%%

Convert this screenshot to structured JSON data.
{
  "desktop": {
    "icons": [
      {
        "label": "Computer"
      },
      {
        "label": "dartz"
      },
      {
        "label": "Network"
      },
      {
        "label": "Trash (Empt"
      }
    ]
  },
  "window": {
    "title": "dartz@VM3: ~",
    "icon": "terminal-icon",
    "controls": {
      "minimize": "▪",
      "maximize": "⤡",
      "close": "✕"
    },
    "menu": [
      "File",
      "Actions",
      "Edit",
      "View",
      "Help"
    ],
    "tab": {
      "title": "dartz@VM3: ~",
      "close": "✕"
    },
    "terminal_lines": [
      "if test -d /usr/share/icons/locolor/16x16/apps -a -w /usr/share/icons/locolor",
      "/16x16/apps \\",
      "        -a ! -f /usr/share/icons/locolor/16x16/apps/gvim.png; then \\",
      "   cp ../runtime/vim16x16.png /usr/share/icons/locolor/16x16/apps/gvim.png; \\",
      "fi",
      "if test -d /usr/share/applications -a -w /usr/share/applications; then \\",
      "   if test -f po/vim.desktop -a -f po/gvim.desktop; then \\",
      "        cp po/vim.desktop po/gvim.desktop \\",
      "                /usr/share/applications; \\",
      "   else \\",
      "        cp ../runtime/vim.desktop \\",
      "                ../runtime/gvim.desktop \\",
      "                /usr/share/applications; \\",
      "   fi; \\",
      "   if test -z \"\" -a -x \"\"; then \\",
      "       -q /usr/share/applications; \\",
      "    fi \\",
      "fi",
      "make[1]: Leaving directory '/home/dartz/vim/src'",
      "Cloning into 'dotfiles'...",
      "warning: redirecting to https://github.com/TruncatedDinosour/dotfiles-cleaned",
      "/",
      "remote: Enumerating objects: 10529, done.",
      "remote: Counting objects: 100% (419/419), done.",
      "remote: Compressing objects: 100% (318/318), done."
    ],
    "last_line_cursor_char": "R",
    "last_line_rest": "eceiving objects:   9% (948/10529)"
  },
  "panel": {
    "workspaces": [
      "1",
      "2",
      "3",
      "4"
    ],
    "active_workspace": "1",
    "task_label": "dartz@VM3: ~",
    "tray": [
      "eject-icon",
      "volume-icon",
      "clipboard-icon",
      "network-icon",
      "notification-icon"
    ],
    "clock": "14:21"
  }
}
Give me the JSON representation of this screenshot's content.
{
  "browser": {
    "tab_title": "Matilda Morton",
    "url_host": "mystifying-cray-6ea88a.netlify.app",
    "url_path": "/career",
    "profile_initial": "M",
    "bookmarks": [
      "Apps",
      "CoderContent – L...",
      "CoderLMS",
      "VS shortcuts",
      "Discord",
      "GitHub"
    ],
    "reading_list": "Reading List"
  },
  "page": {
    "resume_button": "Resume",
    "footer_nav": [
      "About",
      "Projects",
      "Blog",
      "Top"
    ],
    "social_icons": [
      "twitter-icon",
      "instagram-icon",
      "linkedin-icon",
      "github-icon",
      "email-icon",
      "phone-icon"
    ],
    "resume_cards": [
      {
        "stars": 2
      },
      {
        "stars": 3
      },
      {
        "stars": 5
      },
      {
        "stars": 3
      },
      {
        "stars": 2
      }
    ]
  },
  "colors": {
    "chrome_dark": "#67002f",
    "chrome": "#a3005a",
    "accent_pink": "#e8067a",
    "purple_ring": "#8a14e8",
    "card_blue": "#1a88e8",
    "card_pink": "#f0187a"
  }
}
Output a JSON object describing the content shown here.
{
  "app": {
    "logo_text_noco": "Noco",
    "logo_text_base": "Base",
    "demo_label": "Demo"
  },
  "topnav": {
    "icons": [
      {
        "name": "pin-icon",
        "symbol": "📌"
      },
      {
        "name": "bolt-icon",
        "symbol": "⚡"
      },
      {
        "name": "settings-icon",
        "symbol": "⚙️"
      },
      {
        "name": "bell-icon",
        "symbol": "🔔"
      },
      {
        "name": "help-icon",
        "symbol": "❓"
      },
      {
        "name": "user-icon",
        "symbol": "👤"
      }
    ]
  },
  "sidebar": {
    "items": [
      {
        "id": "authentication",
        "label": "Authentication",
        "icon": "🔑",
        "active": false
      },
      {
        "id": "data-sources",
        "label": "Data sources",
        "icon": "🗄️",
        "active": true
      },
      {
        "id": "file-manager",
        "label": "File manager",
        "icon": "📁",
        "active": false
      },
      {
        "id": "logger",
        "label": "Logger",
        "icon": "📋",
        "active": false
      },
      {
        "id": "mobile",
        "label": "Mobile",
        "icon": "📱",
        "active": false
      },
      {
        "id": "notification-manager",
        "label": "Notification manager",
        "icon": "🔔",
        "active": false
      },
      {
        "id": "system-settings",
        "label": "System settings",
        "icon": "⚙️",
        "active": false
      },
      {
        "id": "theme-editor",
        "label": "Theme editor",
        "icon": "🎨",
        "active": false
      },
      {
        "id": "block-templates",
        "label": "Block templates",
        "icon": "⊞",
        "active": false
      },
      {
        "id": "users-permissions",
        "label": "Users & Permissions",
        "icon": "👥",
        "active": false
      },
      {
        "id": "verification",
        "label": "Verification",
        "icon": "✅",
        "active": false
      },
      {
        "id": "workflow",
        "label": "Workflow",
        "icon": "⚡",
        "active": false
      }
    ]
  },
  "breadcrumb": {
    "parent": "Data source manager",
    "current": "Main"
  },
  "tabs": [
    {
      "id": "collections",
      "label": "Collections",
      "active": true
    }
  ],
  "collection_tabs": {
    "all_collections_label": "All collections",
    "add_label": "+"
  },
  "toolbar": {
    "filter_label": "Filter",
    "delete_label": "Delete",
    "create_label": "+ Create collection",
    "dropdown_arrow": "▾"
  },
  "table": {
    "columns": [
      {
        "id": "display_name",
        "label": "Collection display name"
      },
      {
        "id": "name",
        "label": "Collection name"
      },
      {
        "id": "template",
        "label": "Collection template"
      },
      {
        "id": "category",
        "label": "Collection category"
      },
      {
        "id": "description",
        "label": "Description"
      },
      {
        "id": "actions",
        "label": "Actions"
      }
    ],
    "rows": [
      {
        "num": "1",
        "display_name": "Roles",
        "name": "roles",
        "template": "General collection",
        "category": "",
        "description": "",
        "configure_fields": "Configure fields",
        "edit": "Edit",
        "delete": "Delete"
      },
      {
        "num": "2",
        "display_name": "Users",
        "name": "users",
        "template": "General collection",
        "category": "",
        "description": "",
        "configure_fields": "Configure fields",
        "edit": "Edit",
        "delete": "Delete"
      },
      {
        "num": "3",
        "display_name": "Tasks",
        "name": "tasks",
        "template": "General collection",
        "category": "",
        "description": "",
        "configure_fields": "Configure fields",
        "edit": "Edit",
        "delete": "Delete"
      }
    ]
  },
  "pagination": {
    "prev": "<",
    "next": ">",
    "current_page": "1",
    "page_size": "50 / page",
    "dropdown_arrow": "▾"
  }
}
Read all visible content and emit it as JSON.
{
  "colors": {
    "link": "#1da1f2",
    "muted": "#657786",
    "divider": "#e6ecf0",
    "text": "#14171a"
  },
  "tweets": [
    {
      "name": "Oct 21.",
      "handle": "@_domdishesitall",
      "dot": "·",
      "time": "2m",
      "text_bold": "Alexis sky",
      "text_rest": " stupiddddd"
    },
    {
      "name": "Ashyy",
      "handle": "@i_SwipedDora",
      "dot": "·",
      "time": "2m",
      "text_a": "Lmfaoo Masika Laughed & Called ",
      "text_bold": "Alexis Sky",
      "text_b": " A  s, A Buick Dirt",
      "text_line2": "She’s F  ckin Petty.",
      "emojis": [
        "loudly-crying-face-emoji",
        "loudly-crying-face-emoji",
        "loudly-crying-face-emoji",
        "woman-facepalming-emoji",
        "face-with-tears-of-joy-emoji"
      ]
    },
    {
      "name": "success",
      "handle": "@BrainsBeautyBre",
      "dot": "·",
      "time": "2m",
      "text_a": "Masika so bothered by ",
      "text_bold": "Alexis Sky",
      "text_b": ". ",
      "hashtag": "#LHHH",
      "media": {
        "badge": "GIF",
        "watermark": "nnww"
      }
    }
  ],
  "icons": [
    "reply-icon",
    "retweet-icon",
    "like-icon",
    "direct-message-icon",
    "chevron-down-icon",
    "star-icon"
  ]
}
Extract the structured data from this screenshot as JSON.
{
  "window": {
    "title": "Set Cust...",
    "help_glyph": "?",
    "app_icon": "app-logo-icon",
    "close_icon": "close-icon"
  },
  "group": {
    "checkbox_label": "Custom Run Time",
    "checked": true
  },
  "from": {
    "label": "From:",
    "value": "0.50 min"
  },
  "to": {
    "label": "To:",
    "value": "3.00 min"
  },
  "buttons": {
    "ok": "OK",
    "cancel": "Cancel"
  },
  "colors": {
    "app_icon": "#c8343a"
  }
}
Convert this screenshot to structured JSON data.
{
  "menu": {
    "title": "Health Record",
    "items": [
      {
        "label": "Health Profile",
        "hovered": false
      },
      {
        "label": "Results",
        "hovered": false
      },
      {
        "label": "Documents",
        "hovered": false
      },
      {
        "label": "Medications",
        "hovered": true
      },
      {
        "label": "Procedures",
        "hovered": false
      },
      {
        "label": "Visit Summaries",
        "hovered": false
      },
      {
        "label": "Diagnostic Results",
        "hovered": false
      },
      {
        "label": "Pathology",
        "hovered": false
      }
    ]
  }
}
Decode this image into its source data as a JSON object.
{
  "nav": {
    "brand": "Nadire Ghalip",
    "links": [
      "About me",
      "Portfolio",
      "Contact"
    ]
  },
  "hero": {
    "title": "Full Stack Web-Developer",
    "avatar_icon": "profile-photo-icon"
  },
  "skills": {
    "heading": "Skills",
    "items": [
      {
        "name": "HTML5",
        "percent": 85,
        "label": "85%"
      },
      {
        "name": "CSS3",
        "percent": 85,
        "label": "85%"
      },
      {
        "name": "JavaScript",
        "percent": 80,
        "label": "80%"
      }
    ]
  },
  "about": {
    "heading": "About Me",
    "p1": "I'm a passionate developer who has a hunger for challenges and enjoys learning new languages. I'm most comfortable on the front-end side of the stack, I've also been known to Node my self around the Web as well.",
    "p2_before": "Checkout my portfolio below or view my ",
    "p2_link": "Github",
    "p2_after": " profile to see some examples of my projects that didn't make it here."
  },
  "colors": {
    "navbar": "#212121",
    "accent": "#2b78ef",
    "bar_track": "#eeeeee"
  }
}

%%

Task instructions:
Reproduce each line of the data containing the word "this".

Reply to the exercise:
Convert this screenshot to structured JSON data.
Give me the JSON representation of this screenshot's content.
Extract the structured data from this screenshot as JSON.
Convert this screenshot to structured JSON data.
Decode this image into its source data as a JSON object.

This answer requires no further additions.